Stack Exchange Network

Stack Exchange network consists of 175 Q&A communities including Stack Overflow, the largest, most trusted online community for developers to learn, share their knowledge, and build their careers.

Visit Stack Exchange
2 added 215 characters in body
source | link

You can just use a negative index ${myarray[-1]} to get the last element. You can do the same thing for the second-last, and so on; in Bash:

If the subscript used to reference an element of an indexed array evaluates to a number less than zero, it is interpreted as relative to one greater than the maximum index of the array, so negative indices count back from the end of the array, and an index of -1 refers to the last element.

The same also works for assignment. When it says "expression" it really means an expression; you can write in any arithmetic expression there to compute the index, including one that computes using the length of the array ${#myarray[@]} explicitly.

You can just use a negative index ${myarray[-1]} to get the last element. You can do the same thing for the second-last, and so on; in Bash:

If the subscript used to reference an element of an indexed array evaluates to a number less than zero, it is interpreted as relative to one greater than the maximum index of the array, so negative indices count back from the end of the array, and an index of -1 refers to the last element.

The same also works for assignment.

You can just use a negative index ${myarray[-1]} to get the last element. You can do the same thing for the second-last, and so on; in Bash:

If the subscript used to reference an element of an indexed array evaluates to a number less than zero, it is interpreted as relative to one greater than the maximum index of the array, so negative indices count back from the end of the array, and an index of -1 refers to the last element.

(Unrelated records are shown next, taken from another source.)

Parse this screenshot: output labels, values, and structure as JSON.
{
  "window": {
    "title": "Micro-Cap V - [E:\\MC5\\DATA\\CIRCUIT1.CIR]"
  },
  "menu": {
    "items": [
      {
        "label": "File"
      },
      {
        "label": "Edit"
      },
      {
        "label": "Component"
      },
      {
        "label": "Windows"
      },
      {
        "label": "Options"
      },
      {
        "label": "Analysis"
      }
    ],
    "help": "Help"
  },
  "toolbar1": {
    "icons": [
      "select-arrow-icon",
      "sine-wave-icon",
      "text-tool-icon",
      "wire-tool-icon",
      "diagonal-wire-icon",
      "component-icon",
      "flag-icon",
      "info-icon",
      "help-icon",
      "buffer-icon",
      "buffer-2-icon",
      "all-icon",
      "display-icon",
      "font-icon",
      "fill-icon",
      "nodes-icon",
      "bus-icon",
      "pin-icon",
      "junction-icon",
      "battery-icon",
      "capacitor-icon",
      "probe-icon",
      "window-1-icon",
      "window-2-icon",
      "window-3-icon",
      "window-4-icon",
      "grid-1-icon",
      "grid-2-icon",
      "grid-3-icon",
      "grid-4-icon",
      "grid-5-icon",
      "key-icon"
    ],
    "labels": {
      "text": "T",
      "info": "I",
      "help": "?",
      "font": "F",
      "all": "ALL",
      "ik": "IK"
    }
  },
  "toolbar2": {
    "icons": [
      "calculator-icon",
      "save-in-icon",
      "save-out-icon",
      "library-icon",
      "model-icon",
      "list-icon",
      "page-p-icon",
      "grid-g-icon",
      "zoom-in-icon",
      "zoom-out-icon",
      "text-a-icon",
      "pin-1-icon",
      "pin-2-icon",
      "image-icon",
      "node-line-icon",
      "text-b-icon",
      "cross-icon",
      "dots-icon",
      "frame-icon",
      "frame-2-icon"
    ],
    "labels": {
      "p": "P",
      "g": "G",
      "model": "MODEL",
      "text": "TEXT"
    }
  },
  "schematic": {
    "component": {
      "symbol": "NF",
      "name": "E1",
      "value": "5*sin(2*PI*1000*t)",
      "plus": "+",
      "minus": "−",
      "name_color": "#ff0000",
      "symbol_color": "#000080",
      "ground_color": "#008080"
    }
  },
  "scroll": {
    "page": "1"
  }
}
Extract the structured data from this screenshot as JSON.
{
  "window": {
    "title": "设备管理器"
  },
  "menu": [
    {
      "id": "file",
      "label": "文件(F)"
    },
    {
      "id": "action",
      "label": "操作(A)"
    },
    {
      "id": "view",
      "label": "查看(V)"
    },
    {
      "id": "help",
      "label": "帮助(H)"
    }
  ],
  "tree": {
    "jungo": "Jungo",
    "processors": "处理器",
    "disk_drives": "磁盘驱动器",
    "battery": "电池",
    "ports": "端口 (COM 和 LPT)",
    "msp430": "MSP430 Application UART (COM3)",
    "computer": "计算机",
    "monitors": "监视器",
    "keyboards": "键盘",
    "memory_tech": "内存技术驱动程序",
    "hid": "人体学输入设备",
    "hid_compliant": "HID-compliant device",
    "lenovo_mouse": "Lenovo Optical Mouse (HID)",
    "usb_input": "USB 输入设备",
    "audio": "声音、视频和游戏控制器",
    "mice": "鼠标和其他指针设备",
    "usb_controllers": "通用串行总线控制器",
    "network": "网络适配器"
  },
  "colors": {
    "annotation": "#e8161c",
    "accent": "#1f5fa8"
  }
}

The same also works for assignment. When it says "expression" it really means an expression; you can write in any arithmetic expression there to compute the index, including one that computes using the length of the array ${#myarray[@]} explicitly.

1
source | link

You can just use a negative index ${myarray[-1]} to get the last element. You can do the same thing for the second-last, and so on; in Bash:

If the subscript used to reference an element of an indexed array evaluates to a number less than zero, it is interpreted as relative to one greater than the maximum index of the array, so negative indices count back from the end of the array, and an index of -1 refers to the last element.

The same also works for assignment.